-- Data --
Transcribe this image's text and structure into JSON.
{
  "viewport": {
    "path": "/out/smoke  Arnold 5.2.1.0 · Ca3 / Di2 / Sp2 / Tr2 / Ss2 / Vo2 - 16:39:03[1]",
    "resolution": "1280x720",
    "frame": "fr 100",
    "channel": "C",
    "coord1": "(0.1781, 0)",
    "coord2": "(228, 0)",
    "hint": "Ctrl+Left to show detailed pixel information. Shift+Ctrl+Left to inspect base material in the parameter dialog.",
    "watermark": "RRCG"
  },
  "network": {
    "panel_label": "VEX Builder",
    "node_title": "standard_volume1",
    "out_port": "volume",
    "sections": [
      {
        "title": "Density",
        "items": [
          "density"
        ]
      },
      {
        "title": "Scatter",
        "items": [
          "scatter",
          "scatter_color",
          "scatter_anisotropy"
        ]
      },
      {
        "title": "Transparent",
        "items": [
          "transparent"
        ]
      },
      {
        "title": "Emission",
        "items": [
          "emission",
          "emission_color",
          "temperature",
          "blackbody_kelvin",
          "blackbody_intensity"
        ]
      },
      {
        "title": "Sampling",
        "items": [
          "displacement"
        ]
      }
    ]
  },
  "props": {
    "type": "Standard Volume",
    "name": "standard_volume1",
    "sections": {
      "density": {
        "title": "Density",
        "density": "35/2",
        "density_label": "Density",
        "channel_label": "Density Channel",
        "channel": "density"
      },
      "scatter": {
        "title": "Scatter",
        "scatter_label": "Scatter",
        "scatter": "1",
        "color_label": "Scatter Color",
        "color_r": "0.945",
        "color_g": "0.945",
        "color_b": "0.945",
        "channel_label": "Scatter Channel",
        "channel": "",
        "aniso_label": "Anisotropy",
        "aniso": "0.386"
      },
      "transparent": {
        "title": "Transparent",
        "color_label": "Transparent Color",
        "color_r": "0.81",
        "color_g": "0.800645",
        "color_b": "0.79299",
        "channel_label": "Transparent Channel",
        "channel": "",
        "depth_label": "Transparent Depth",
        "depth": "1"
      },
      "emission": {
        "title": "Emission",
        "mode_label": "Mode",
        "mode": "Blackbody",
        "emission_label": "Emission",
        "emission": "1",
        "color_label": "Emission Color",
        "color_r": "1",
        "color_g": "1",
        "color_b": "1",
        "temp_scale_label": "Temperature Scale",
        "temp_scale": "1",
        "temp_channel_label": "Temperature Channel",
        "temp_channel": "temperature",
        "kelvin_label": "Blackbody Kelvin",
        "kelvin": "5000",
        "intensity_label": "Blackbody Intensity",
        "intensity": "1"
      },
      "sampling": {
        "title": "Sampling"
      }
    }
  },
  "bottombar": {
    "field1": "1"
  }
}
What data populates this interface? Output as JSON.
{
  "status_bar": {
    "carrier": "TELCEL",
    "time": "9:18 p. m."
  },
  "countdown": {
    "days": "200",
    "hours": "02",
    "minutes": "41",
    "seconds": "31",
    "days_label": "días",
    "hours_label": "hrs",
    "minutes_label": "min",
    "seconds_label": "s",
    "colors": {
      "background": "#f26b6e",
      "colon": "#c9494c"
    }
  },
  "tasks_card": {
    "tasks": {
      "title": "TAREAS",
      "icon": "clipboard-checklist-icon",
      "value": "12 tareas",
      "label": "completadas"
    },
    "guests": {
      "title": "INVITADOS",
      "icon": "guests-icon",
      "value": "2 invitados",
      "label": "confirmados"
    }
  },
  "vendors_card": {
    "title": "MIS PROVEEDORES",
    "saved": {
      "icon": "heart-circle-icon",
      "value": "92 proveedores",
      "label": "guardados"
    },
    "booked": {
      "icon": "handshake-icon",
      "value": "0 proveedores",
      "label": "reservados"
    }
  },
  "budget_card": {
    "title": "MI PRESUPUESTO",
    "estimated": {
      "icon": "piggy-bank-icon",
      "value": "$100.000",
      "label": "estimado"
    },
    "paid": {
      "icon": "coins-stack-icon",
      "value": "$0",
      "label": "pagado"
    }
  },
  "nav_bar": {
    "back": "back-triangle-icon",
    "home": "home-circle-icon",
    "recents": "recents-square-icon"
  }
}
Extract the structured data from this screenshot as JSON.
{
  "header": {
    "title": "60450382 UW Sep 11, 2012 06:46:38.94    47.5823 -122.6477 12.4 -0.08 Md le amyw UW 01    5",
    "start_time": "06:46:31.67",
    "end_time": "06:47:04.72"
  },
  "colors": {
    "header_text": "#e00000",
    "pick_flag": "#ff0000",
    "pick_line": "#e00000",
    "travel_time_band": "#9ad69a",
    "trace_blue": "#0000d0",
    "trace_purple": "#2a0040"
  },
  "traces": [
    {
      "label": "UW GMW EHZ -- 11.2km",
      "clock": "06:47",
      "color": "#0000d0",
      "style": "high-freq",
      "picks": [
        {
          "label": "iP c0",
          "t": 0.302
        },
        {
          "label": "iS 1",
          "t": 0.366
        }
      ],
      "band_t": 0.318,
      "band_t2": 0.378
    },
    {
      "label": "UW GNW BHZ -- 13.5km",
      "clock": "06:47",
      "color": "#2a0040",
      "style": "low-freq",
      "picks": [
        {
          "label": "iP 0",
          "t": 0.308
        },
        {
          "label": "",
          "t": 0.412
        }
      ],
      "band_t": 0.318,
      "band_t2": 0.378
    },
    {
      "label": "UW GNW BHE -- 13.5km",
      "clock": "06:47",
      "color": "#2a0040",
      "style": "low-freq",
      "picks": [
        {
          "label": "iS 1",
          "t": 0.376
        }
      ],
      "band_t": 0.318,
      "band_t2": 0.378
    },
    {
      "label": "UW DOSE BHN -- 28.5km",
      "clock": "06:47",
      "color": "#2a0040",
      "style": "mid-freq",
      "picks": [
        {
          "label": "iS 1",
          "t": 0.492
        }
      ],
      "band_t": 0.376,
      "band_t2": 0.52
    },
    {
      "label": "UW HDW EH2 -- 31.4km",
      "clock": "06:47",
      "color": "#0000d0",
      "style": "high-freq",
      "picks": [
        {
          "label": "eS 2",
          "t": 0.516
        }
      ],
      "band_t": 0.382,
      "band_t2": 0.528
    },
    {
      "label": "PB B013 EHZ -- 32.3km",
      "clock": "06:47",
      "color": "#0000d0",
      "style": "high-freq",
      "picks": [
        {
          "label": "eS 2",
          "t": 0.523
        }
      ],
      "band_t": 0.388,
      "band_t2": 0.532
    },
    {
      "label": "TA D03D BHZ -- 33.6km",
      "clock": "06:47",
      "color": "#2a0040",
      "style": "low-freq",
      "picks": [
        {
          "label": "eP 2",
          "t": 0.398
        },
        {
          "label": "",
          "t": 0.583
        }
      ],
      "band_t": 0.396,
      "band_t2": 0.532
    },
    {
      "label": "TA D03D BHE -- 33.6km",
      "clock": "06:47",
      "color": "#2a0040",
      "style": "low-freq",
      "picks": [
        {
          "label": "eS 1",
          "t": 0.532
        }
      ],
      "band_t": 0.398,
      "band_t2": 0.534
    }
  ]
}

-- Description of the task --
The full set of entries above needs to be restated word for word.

-- Exercise solution --
Transcribe this image's text and structure into JSON.
{
  "viewport": {
    "path": "/out/smoke  Arnold 5.2.1.0 · Ca3 / Di2 / Sp2 / Tr2 / Ss2 / Vo2 - 16:39:03[1]",
    "resolution": "1280x720",
    "frame": "fr 100",
    "channel": "C",
    "coord1": "(0.1781, 0)",
    "coord2": "(228, 0)",
    "hint": "Ctrl+Left to show detailed pixel information. Shift+Ctrl+Left to inspect base material in the parameter dialog.",
    "watermark": "RRCG"
  },
  "network": {
    "panel_label": "VEX Builder",
    "node_title": "standard_volume1",
    "out_port": "volume",
    "sections": [
      {
        "title": "Density",
        "items": [
          "density"
        ]
      },
      {
        "title": "Scatter",
        "items": [
          "scatter",
          "scatter_color",
          "scatter_anisotropy"
        ]
      },
      {
        "title": "Transparent",
        "items": [
          "transparent"
        ]
      },
      {
        "title": "Emission",
        "items": [
          "emission",
          "emission_color",
          "temperature",
          "blackbody_kelvin",
          "blackbody_intensity"
        ]
      },
      {
        "title": "Sampling",
        "items": [
          "displacement"
        ]
      }
    ]
  },
  "props": {
    "type": "Standard Volume",
    "name": "standard_volume1",
    "sections": {
      "density": {
        "title": "Density",
        "density": "35/2",
        "density_label": "Density",
        "channel_label": "Density Channel",
        "channel": "density"
      },
      "scatter": {
        "title": "Scatter",
        "scatter_label": "Scatter",
        "scatter": "1",
        "color_label": "Scatter Color",
        "color_r": "0.945",
        "color_g": "0.945",
        "color_b": "0.945",
        "channel_label": "Scatter Channel",
        "channel": "",
        "aniso_label": "Anisotropy",
        "aniso": "0.386"
      },
      "transparent": {
        "title": "Transparent",
        "color_label": "Transparent Color",
        "color_r": "0.81",
        "color_g": "0.800645",
        "color_b": "0.79299",
        "channel_label": "Transparent Channel",
        "channel": "",
        "depth_label": "Transparent Depth",
        "depth": "1"
      },
      "emission": {
        "title": "Emission",
        "mode_label": "Mode",
        "mode": "Blackbody",
        "emission_label": "Emission",
        "emission": "1",
        "color_label": "Emission Color",
        "color_r": "1",
        "color_g": "1",
        "color_b": "1",
        "temp_scale_label": "Temperature Scale",
        "temp_scale": "1",
        "temp_channel_label": "Temperature Channel",
        "temp_channel": "temperature",
        "kelvin_label": "Blackbody Kelvin",
        "kelvin": "5000",
        "intensity_label": "Blackbody Intensity",
        "intensity": "1"
      },
      "sampling": {
        "title": "Sampling"
      }
    }
  },
  "bottombar": {
    "field1": "1"
  }
}
What data populates this interface? Output as JSON.
{
  "status_bar": {
    "carrier": "TELCEL",
    "time": "9:18 p. m."
  },
  "countdown": {
    "days": "200",
    "hours": "02",
    "minutes": "41",
    "seconds": "31",
    "days_label": "días",
    "hours_label": "hrs",
    "minutes_label": "min",
    "seconds_label": "s",
    "colors": {
      "background": "#f26b6e",
      "colon": "#c9494c"
    }
  },
  "tasks_card": {
    "tasks": {
      "title": "TAREAS",
      "icon": "clipboard-checklist-icon",
      "value": "12 tareas",
      "label": "completadas"
    },
    "guests": {
      "title": "INVITADOS",
      "icon": "guests-icon",
      "value": "2 invitados",
      "label": "confirmados"
    }
  },
  "vendors_card": {
    "title": "MIS PROVEEDORES",
    "saved": {
      "icon": "heart-circle-icon",
      "value": "92 proveedores",
      "label": "guardados"
    },
    "booked": {
      "icon": "handshake-icon",
      "value": "0 proveedores",
      "label": "reservados"
    }
  },
  "budget_card": {
    "title": "MI PRESUPUESTO",
    "estimated": {
      "icon": "piggy-bank-icon",
      "value": "$100.000",
      "label": "estimado"
    },
    "paid": {
      "icon": "coins-stack-icon",
      "value": "$0",
      "label": "pagado"
    }
  },
  "nav_bar": {
    "back": "back-triangle-icon",
    "home": "home-circle-icon",
    "recents": "recents-square-icon"
  }
}
Extract the structured data from this screenshot as JSON.
{
  "header": {
    "title": "60450382 UW Sep 11, 2012 06:46:38.94    47.5823 -122.6477 12.4 -0.08 Md le amyw UW 01    5",
    "start_time": "06:46:31.67",
    "end_time": "06:47:04.72"
  },
  "colors": {
    "header_text": "#e00000",
    "pick_flag": "#ff0000",
    "pick_line": "#e00000",
    "travel_time_band": "#9ad69a",
    "trace_blue": "#0000d0",
    "trace_purple": "#2a0040"
  },
  "traces": [
    {
      "label": "UW GMW EHZ -- 11.2km",
      "clock": "06:47",
      "color": "#0000d0",
      "style": "high-freq",
      "picks": [
        {
          "label": "iP c0",
          "t": 0.302
        },
        {
          "label": "iS 1",
          "t": 0.366
        }
      ],
      "band_t": 0.318,
      "band_t2": 0.378
    },
    {
      "label": "UW GNW BHZ -- 13.5km",
      "clock": "06:47",
      "color": "#2a0040",
      "style": "low-freq",
      "picks": [
        {
          "label": "iP 0",
          "t": 0.308
        },
        {
          "label": "",
          "t": 0.412
        }
      ],
      "band_t": 0.318,
      "band_t2": 0.378
    },
    {
      "label": "UW GNW BHE -- 13.5km",
      "clock": "06:47",
      "color": "#2a0040",
      "style": "low-freq",
      "picks": [
        {
          "label": "iS 1",
          "t": 0.376
        }
      ],
      "band_t": 0.318,
      "band_t2": 0.378
    },
    {
      "label": "UW DOSE BHN -- 28.5km",
      "clock": "06:47",
      "color": "#2a0040",
      "style": "mid-freq",
      "picks": [
        {
          "label": "iS 1",
          "t": 0.492
        }
      ],
      "band_t": 0.376,
      "band_t2": 0.52
    },
    {
      "label": "UW HDW EH2 -- 31.4km",
      "clock": "06:47",
      "color": "#0000d0",
      "style": "high-freq",
      "picks": [
        {
          "label": "eS 2",
          "t": 0.516
        }
      ],
      "band_t": 0.382,
      "band_t2": 0.528
    },
    {
      "label": "PB B013 EHZ -- 32.3km",
      "clock": "06:47",
      "color": "#0000d0",
      "style": "high-freq",
      "picks": [
        {
          "label": "eS 2",
          "t": 0.523
        }
      ],
      "band_t": 0.388,
      "band_t2": 0.532
    },
    {
      "label": "TA D03D BHZ -- 33.6km",
      "clock": "06:47",
      "color": "#2a0040",
      "style": "low-freq",
      "picks": [
        {
          "label": "eP 2",
          "t": 0.398
        },
        {
          "label": "",
          "t": 0.583
        }
      ],
      "band_t": 0.396,
      "band_t2": 0.532
    },
    {
      "label": "TA D03D BHE -- 33.6km",
      "clock": "06:47",
      "color": "#2a0040",
      "style": "low-freq",
      "picks": [
        {
          "label": "eS 1",
          "t": 0.532
        }
      ],
      "band_t": 0.398,
      "band_t2": 0.534
    }
  ]
}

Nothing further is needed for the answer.